§ **Task requirements**
Set down every entry once more, exactly as it appears.

§ **Data to examine**

_ _ _ _

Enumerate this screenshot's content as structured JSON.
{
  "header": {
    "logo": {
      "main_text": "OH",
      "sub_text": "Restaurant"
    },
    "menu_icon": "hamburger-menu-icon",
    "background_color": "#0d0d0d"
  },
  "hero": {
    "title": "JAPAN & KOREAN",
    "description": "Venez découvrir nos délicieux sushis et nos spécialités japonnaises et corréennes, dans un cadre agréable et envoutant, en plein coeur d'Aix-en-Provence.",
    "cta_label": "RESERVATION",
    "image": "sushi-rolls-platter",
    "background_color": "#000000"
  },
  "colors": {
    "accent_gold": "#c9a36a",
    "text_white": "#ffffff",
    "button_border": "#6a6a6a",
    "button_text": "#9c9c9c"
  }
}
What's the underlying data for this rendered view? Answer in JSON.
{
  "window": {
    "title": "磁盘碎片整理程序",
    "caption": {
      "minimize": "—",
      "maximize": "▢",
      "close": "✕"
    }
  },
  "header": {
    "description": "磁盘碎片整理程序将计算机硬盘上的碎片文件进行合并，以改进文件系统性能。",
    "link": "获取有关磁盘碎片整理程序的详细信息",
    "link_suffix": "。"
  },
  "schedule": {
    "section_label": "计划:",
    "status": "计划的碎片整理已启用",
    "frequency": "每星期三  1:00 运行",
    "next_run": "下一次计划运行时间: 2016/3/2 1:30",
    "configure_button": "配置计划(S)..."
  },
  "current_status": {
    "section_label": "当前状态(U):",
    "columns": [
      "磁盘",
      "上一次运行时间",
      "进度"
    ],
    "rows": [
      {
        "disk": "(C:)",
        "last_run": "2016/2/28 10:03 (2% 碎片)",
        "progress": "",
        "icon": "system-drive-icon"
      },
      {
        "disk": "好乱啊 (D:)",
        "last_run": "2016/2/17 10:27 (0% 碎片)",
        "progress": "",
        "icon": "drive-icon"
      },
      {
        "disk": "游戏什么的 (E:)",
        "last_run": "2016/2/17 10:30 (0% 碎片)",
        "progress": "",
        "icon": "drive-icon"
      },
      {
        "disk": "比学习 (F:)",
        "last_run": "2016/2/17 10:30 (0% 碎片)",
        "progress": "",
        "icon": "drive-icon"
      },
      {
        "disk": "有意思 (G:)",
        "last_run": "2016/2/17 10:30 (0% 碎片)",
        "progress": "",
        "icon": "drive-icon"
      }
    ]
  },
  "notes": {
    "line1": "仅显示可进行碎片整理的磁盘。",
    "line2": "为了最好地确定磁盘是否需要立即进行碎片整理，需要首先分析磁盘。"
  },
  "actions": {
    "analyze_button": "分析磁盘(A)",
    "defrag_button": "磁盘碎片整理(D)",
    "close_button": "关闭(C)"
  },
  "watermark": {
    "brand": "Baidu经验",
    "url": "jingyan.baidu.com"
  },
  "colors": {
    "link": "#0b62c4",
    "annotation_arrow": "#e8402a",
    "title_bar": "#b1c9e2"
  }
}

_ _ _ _

§ **Result of this exercise**
Enumerate this screenshot's content as structured JSON.
{
  "header": {
    "logo": {
      "main_text": "OH",
      "sub_text": "Restaurant"
    },
    "menu_icon": "hamburger-menu-icon",
    "background_color": "#0d0d0d"
  },
  "hero": {
    "title": "JAPAN & KOREAN",
    "description": "Venez découvrir nos délicieux sushis et nos spécialités japonnaises et corréennes, dans un cadre agréable et envoutant, en plein coeur d'Aix-en-Provence.",
    "cta_label": "RESERVATION",
    "image": "sushi-rolls-platter",
    "background_color": "#000000"
  },
  "colors": {
    "accent_gold": "#c9a36a",
    "text_white": "#ffffff",
    "button_border": "#6a6a6a",
    "button_text": "#9c9c9c"
  }
}
What's the underlying data for this rendered view? Answer in JSON.
{
  "window": {
    "title": "磁盘碎片整理程序",
    "caption": {
      "minimize": "—",
      "maximize": "▢",
      "close": "✕"
    }
  },
  "header": {
    "description": "磁盘碎片整理程序将计算机硬盘上的碎片文件进行合并，以改进文件系统性能。",
    "link": "获取有关磁盘碎片整理程序的详细信息",
    "link_suffix": "。"
  },
  "schedule": {
    "section_label": "计划:",
    "status": "计划的碎片整理已启用",
    "frequency": "每星期三  1:00 运行",
    "next_run": "下一次计划运行时间: 2016/3/2 1:30",
    "configure_button": "配置计划(S)..."
  },
  "current_status": {
    "section_label": "当前状态(U):",
    "columns": [
      "磁盘",
      "上一次运行时间",
      "进度"
    ],
    "rows": [
      {
        "disk": "(C:)",
        "last_run": "2016/2/28 10:03 (2% 碎片)",
        "progress": "",
        "icon": "system-drive-icon"
      },
      {
        "disk": "好乱啊 (D:)",
        "last_run": "2016/2/17 10:27 (0% 碎片)",
        "progress": "",
        "icon": "drive-icon"
      },
      {
        "disk": "游戏什么的 (E:)",
        "last_run": "2016/2/17 10:30 (0% 碎片)",
        "progress": "",
        "icon": "drive-icon"
      },
      {
        "disk": "比学习 (F:)",
        "last_run": "2016/2/17 10:30 (0% 碎片)",
        "progress": "",
        "icon": "drive-icon"
      },
      {
        "disk": "有意思 (G:)",
        "last_run": "2016/2/17 10:30 (0% 碎片)",
        "progress": "",
        "icon": "drive-icon"
      }
    ]
  },
  "notes": {
    "line1": "仅显示可进行碎片整理的磁盘。",
    "line2": "为了最好地确定磁盘是否需要立即进行碎片整理，需要首先分析磁盘。"
  },
  "actions": {
    "analyze_button": "分析磁盘(A)",
    "defrag_button": "磁盘碎片整理(D)",
    "close_button": "关闭(C)"
  },
  "watermark": {
    "brand": "Baidu经验",
    "url": "jingyan.baidu.com"
  },
  "colors": {
    "link": "#0b62c4",
    "annotation_arrow": "#e8402a",
    "title_bar": "#b1c9e2"
  }
}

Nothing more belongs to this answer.